So it is no surprise that the agro and food industry wants to know what level of social trust it enjoys. To measure this, LEI has developed an Agrofood Monitor. Alongside this instrument, which measures trust in the entire agriculture and horticulture industry, researchers from LEI and the Public Administration and Policy Group of Wageningen University looked more specifically at the level of social trust in the pig farming sector. The results of these studies have now been published (in Dutch: Maatschappelijke waardering agrifoodsector voor het eerst gemeten and Agrifoodnieuws)

Citizens and country people

Based on the understanding that support from society is a basic condition for the continued existence – the licence to operate – of the agro and food sector, focusing on pig farming would appear to be the obvious choice. After all, recent years have seen social discontent, powerlessness and dissatisfaction surfacing, particularly in Brabant. The social question is a live issue at both ends of the chain. At one end, there are the pig farmers, who feel misunderstood and excluded and are regarded with suspicion or given the cold shoulder. At the other end are the outraged citizens and country people who do not feel heard or accuse pig farmers of poisoning the social and physical living environment (undermining social cohesion, ruining air quality, causing health risks and transport nuisance).

Social damage

In this situation, entrepreneurs and those around them are not in harmony. The idea that large-scale livestock farming would be able to gain support from within society by introducing new techniques or pig stock systems proved to be a miscalculation. Air cleaning systems do not solve social problems. An attentive observer would have long known this. Back at the start of the new millennium, repeated warnings were heard that the intensive pig farming sector needed to stay in touch with society. Increasing distance from society causes social as well as economic damage, as was foreseen at that time by the Pig Farming think tank in 1999 and the think tank led by Herman Wijffels in 2001. This message was subsequently forgotten by the pig farming sector, and social science researchers saw no reason to perform a bridging role between the sector and society.  

Participation society

After 2001, it took until 2011 before new research reports were published that looked seriously at societal dimensions and support for livestock farming and pig farming. In this light, the warning expressed in spring 2013 of a loss of contact between sociology and society is striking (NSV recommendation, in Dutch). The lack of applied social science research into social context and the problems of the intensive livestock farming and pig farming sector during the decade after 2000 confirms the existence of a chasm between research priorities and current social issues.

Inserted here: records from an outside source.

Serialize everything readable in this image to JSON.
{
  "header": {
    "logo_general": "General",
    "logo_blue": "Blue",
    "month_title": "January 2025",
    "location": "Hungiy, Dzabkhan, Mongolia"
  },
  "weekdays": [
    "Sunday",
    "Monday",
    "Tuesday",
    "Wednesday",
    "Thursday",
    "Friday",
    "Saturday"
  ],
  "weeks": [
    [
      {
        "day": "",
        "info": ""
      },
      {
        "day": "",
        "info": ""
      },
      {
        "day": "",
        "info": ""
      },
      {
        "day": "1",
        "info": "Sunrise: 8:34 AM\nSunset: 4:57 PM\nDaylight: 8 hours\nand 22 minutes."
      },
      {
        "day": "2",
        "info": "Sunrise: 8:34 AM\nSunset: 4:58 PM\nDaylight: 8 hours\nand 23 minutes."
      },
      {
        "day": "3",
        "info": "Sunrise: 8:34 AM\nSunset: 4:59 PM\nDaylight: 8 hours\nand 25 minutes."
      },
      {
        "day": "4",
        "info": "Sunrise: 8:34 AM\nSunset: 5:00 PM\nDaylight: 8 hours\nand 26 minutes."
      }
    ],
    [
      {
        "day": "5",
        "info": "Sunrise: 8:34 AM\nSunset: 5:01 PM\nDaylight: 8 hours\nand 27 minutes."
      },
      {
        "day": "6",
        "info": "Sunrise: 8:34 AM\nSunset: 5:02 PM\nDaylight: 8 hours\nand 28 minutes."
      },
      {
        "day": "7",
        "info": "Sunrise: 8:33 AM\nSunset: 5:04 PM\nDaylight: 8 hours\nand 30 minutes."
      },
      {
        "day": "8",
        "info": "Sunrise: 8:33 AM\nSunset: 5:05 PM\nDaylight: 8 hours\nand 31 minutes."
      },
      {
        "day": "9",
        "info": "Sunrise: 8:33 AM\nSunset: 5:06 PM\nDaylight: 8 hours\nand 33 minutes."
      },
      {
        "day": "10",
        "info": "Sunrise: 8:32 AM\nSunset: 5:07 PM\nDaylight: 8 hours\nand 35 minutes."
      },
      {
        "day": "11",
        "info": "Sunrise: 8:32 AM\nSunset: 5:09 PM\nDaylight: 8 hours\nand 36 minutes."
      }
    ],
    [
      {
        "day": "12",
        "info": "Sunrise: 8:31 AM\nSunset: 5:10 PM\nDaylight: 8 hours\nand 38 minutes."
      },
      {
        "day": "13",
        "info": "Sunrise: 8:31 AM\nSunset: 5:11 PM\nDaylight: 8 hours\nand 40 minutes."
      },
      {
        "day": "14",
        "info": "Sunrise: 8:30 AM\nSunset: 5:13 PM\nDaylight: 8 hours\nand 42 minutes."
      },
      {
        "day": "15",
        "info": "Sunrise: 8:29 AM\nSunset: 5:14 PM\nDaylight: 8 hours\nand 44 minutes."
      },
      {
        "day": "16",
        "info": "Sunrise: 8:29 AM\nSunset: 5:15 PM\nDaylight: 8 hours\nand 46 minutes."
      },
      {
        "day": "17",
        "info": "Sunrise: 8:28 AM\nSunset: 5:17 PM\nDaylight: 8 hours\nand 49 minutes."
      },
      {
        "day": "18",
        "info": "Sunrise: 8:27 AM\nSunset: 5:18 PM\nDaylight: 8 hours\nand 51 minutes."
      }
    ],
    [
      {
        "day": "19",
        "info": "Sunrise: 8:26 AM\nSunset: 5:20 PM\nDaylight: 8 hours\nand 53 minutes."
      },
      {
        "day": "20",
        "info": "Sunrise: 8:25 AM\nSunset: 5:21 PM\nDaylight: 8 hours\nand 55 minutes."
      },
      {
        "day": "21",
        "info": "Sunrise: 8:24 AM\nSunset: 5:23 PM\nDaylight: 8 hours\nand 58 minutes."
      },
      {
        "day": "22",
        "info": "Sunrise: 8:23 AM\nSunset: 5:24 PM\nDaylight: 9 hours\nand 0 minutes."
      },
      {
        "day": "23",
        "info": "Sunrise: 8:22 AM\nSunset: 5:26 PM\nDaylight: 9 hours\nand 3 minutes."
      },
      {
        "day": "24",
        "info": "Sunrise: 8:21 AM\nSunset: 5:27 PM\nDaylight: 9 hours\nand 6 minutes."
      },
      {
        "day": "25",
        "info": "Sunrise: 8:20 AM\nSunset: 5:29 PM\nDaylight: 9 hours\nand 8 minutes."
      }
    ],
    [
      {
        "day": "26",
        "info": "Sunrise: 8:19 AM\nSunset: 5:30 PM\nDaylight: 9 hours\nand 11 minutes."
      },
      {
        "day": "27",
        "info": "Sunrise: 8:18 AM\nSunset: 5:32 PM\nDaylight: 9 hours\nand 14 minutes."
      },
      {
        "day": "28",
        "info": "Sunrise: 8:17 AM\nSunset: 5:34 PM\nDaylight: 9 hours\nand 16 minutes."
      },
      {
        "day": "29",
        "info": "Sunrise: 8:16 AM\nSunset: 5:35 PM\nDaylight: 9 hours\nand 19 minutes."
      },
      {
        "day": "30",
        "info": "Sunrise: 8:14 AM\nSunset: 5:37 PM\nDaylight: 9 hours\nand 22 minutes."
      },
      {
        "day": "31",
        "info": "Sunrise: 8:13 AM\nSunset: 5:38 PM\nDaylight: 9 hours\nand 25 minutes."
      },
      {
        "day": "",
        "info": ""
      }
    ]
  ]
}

Social scientists may have lots to say about the participation society, but in practice, the pressure to publish outweighs the pressure to deliver an intellectual contribution to basic issues such as connecting farmers and citizens.

Love from both sides

The search for trust between the sector and society will undoubtedly benefit from committed and participating researchers. Researchers, in turn, would benefit from having clients such as those who commissioned our studies into social trust. They take responsibility for enabling this kind of research, which can be sensitive and does not automatically offer ready-made and measurable solutions. As such, it proves what is universally valid when it comes to building trust: the love must come from both sides.